Standardizing Sustainable Development: A Comparison of Development Banks in the Americas
There is a sense of urgency in emerging market and developing countries, and Latin America in particular, for international development banks to generate a pipeline of infrastructure projects to reboot lagging economies and meet broader sustainable development goals. In meeting those goals, it is also important to ensure such efforts are socially inclusive and environmentally sustainable. To mitigate the risks associated with environmentally sensitive projects, many development banks have established their own environmental and social policies, known as environment and social safeguards (ESS).
A journal article in the Journal of Environment & Development by Kevin P. Gallagher and Fei Yuan conduct a comparative analysis of ESS across international development banks.
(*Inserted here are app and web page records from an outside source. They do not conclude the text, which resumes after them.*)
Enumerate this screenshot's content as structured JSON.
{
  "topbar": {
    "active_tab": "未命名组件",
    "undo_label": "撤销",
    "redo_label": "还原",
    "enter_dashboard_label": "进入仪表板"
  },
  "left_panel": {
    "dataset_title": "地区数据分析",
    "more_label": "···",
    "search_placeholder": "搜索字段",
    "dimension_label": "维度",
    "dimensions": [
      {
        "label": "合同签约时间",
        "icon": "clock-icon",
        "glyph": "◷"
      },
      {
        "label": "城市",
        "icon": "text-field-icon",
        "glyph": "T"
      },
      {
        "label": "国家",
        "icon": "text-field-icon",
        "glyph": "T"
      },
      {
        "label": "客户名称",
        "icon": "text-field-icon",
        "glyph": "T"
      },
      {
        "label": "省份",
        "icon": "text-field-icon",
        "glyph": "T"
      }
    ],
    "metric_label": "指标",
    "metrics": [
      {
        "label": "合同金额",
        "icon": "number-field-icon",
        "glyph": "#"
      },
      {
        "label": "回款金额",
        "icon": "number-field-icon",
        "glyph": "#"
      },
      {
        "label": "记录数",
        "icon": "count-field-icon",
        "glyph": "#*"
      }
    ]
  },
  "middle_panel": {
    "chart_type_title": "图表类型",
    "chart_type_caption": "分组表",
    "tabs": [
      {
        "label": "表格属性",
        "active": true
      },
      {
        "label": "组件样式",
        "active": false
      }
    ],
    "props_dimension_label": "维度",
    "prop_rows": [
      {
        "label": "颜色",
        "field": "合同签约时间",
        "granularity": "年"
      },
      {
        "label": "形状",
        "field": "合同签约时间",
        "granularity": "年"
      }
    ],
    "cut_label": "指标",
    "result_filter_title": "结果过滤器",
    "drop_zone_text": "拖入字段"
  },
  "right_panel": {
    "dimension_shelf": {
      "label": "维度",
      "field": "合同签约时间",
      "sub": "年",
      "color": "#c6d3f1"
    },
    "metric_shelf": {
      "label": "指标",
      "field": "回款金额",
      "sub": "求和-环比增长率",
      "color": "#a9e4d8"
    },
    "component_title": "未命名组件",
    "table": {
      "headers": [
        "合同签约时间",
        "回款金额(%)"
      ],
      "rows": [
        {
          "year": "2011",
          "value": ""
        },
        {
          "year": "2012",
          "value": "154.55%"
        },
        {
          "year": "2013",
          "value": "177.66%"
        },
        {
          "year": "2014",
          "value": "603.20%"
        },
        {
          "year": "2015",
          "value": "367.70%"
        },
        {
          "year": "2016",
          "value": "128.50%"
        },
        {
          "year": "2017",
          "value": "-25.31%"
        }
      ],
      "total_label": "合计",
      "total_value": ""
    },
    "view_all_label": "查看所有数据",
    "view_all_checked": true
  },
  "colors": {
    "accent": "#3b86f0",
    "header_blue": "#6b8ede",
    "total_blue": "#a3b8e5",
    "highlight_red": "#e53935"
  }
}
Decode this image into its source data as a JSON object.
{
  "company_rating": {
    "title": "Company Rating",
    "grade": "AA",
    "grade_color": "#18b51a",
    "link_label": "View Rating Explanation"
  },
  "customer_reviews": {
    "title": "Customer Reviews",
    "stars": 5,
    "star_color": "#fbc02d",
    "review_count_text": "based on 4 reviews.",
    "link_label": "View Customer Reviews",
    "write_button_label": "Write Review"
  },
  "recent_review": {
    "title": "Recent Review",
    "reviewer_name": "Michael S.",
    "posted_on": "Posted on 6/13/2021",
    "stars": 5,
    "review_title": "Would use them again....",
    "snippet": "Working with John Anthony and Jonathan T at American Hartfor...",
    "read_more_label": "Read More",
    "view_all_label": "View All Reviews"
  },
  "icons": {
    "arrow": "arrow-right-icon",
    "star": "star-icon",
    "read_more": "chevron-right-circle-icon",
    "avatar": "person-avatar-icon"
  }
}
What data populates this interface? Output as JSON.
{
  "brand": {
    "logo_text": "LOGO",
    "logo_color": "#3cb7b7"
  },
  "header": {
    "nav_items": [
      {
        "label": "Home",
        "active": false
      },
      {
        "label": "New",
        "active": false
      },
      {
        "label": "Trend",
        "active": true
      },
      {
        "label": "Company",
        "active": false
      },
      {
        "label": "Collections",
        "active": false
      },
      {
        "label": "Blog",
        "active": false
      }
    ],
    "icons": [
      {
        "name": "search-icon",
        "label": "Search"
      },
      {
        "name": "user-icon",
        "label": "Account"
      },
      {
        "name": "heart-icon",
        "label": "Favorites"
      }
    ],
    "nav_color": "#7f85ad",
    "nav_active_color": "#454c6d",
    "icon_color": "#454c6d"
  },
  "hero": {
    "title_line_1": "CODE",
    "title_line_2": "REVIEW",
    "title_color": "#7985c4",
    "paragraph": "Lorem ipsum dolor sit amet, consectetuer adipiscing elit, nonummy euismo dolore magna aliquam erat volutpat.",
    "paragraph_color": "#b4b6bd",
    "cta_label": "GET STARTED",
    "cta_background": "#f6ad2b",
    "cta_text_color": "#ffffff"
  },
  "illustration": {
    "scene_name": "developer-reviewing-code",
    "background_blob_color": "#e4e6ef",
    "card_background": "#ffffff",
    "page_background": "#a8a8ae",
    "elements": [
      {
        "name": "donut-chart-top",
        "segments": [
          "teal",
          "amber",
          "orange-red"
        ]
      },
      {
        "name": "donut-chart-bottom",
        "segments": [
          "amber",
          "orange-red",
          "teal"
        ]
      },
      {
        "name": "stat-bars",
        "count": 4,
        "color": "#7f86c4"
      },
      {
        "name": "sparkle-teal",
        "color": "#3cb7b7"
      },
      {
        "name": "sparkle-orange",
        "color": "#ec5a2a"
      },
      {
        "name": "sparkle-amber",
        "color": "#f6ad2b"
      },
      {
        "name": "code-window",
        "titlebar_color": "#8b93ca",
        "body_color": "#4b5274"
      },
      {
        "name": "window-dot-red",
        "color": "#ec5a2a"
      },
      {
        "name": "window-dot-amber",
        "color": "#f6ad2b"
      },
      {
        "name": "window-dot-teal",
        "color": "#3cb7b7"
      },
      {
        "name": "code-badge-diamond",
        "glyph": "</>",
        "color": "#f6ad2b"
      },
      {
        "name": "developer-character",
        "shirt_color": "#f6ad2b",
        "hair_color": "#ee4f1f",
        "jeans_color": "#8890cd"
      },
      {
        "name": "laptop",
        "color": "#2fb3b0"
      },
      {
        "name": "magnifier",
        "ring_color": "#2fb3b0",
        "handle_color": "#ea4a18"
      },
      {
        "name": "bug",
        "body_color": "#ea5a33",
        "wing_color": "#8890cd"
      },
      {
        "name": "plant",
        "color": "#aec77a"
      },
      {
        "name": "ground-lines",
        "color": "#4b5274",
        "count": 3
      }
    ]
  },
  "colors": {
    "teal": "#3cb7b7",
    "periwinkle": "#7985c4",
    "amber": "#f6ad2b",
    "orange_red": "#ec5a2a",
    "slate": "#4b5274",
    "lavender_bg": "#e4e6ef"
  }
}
The authors also develop a framework that allows analysts to better empirically examine the impact of different safeguard regimes on environment, social and development outcomes.
The authors find a significant divergence in safeguard policy across development banks operating in Latin America, with Western-backed development banks requiring that borrowers harmonize to developed country standards and others such as China’s and Brazil’s banks deferring to host country standards. It is ultimately not clear whether development finance is adequately safeguarded in the region. The authors’ framework paves the way to a clearer and more policy-oriented set of empirical analyses to examine the extent to which different approaches lead to better environment and development outcomes.